College of Health Professions Celebrates 10 Years in Hillsboro

The Pacific University College of Health Professions celebrated its 10th anniversary in Hillsboro on Saturday, May 6, with a special gathering and day of continuing education sessions for alumni, faculty and other health practitioners at the university’s Hillsboro Campus.

President Lesley Hallick and College of Health Professions Executive Dean Ann Barr-Gillespie reflected on the college’s past 10 years in Hillsboro and thanked those who played a part in making the campus a reality. Among those present were Pacific President Emeritus Phil Creighton, former College of Health Professions Executive Dean Sara Hopkins-Powell, and past Vice President for Finance and Administration Darlene Morgan.

"This campus would not exist without the efforts, and concerted and perpetual labor of a great many people,” Barr-Gillespie said.
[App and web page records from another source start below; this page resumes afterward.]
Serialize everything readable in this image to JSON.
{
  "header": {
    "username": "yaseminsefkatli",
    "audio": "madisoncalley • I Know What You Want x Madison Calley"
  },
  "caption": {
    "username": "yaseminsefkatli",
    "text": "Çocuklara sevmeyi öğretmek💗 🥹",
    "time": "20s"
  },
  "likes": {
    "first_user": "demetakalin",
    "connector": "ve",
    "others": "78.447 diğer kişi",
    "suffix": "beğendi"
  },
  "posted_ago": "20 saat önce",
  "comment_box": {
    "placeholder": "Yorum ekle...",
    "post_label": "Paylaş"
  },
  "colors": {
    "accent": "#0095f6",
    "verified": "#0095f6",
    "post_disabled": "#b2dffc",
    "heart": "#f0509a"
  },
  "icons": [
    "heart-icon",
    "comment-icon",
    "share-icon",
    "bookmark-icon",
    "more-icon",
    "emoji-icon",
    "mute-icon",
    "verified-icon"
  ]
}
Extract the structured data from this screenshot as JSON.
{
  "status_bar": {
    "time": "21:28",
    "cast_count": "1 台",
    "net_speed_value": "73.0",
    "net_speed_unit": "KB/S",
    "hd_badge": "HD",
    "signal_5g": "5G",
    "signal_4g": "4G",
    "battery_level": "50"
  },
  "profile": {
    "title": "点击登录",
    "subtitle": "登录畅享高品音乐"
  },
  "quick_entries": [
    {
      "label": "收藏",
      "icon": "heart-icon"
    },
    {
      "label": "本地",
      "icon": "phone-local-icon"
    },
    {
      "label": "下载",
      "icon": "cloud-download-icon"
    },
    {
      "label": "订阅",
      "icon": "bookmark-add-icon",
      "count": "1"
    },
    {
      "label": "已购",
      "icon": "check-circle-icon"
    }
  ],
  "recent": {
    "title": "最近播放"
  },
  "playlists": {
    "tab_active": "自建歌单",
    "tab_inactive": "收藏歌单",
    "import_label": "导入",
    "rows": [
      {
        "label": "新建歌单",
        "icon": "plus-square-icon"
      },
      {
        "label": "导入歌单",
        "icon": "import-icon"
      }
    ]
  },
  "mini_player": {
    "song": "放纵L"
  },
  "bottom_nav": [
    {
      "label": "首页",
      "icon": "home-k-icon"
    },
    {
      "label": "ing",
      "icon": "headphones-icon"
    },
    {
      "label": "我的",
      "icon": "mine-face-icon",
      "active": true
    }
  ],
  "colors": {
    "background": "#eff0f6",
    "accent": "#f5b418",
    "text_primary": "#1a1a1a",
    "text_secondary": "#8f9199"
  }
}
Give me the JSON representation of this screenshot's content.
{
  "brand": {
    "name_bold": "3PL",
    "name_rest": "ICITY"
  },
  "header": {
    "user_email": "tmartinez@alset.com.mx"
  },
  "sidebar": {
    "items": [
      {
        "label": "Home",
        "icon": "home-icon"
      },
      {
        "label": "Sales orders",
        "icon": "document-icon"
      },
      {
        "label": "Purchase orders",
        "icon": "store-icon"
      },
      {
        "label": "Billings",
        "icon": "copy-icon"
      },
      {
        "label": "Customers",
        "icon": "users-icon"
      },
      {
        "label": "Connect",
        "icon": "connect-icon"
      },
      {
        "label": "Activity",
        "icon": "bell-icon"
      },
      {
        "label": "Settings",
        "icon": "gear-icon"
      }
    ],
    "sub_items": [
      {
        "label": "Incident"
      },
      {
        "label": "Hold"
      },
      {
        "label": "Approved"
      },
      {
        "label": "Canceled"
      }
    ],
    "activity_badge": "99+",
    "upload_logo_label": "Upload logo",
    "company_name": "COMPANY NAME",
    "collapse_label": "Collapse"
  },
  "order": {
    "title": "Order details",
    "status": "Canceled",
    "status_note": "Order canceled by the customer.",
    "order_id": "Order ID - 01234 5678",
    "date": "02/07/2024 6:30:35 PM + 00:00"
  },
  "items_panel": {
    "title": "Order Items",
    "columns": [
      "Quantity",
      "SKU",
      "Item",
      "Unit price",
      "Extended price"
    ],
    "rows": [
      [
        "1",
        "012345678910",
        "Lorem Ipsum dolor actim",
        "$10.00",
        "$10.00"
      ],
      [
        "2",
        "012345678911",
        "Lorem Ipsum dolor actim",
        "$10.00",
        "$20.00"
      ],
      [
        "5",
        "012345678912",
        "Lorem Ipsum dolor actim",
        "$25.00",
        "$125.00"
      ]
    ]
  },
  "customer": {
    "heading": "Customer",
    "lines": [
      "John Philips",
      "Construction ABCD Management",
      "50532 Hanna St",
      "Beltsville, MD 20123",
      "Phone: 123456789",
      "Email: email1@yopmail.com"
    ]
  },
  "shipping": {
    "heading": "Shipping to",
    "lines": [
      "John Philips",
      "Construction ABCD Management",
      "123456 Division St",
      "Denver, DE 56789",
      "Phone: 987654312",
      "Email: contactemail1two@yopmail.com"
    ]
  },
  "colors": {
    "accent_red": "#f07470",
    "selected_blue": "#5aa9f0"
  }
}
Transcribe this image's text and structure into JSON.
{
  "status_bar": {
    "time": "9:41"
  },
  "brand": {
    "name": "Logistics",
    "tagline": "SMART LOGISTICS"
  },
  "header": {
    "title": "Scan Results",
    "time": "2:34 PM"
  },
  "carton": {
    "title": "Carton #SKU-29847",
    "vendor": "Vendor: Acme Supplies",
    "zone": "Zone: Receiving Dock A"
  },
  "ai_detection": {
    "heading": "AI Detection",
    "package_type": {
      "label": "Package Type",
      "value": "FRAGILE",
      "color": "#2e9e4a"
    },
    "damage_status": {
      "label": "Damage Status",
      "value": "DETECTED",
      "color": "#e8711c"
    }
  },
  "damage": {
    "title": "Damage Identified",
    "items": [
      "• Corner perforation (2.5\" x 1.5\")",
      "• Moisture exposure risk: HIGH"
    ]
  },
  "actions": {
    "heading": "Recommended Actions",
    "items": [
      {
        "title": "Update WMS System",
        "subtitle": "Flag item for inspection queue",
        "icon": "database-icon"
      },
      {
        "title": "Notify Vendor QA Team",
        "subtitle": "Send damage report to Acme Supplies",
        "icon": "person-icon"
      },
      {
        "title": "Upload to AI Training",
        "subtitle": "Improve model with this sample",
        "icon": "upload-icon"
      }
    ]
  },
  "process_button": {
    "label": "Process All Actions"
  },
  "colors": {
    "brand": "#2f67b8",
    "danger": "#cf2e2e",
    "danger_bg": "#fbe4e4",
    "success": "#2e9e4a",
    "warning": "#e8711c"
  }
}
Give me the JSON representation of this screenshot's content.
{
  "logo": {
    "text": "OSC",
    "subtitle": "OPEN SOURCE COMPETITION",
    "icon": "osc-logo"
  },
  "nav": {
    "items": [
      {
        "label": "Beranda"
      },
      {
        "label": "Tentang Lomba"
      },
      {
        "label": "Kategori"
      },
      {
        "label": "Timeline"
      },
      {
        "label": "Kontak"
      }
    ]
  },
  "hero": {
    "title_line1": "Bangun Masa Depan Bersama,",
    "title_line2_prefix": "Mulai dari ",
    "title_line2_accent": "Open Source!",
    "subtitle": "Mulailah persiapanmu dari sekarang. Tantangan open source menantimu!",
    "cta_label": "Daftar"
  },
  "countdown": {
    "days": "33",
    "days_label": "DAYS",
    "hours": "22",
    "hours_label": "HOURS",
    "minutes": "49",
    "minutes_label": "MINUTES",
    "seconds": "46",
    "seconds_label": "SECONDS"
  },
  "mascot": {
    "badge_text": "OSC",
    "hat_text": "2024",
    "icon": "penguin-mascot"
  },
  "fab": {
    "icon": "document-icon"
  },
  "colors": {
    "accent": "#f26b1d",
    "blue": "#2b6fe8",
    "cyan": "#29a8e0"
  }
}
“Critical to our success were our elected officials,” she added, recognizing local dignitaries, including former Hillsboro mayor and current METRO president Tom Hughes; Forest Grove’s current and past mayors, Peter Truax and Richard Kidd; Hillsboro Chamber of Commerce President Deanna Palm; former Tuality Healthcare CEO Dick Stenson; Hillsboro Mayor Steve Calloway; Tuality Chief Executive Manny Berman, and representatives from building contractors Lease Crutcher Lewis and Yost Grube Hall Architecture.

Barr-Gillespie also thanked current and past administrators and program leaders for guiding the growth of both the college and campus.

“We have so many accomplishments to acknowledge as we conclude our first decade in Hillsboro,” she said.

In 2006, the college’s four foundational schools — Graduate Psychology, Occupational Therapy, Physician Assistant Studies and Physical Therapy — moved into what was later named Creighton Hall.

The programs' 700 students were tightly packed into one building until the campus’ second building opened four years later, Barr-Gillespie said.

During that time, new offerings in Pharmacy, Dental Hygiene Studies, and Healthcare Administration and Leadership also came online, and the university partnered with the City of Hillsboro and Tuality Healthcare on the development of an innovative Intermodal Transit Facility that, in addition to commuter amenities, features technologically advanced classroom space on the ground floor.

Other highlights during the first decade of Pacific University’s Hillsboro Campus include:

  • The successful opening and operation of six outpatient clinics in Hillsboro (Dental, Diabetes, Ear, Eye, Physical Therapy, Psychology) that provide thousands of local residents with services while providing clinical experience opportunities for both CHP and College of Optometry students.
  • Partnerships with Virginia Garcia Memorial Health Center and Tuality Healthcare that have provided clinical opportunities for Pacific pharmacy, psychology and physician assistant students to develop their skills within the accepted model of standard care practices.
  • Establishment of the university’s first PhD clinical program (School of Graduate Psychology)
  • Establishment the School of Audiology (2011), only the second such program in Oregon.
  • Expansion of the Master in Healthcare Administration degree program into the School of Healthcare Administration and Leadership, which now offers a bachelor of health science degree, the university’s first online-only program, and will offer a low-residency PhD program beginning this fall.
  • Transition of the School of Occupational Therapy master’s degree to a doctoral program.
  • Launch of a master’s of athletic training degree within the School of Physical Therapy.
  • Completion of a major accreditation for all College of Health Professions programs (Audiology, Dental Hygiene Studies, Graduate Psychology, Healthcare Administration and Leadership, Occupational Therapy, Pharmacy, Physician Assistant Studies, Physical Therapy).
  • Consistent outstanding performance by College of Health Professions alumni, who regularly surpass national averages on their professional licensing tests.
  • Faculty publication of more than 300 peer-reviewed articles and procurement of more than $9 million in grants during the past year.
  • The university is one of only two liberal arts-based institutions on the Portland Business Journal’s top 25 list of Oregon colleges and universities in funds awarded by the National Institutes of Health.
  • College of Health Professions enrollment has doubled from 700 to 1,400 since 2006, and its alumni base has grown to nearly 5,000.

“We live our vision and we live your vision,” Barr-Gillespie said. “All of our health professions programs collaborate to train students to practice in healthcare teams — teams that focus on optimizing patient health outcomes. We envision healthcare transformation in our state, and in our mission — through educational programs, research and services we provide in Hillsboro, and to national and international communities.”

In her remarks, Hallick thanked predecessor Creighton, “who had both the vision and courage to lead the launch” of the university’s move to Hillsboro.

“It took a real vision of the future,” Hallick said.

“The collaborative civic partnership in Washington County is unparalleled — I’m very proud of it and grateful to you all.”

May. 9, 2017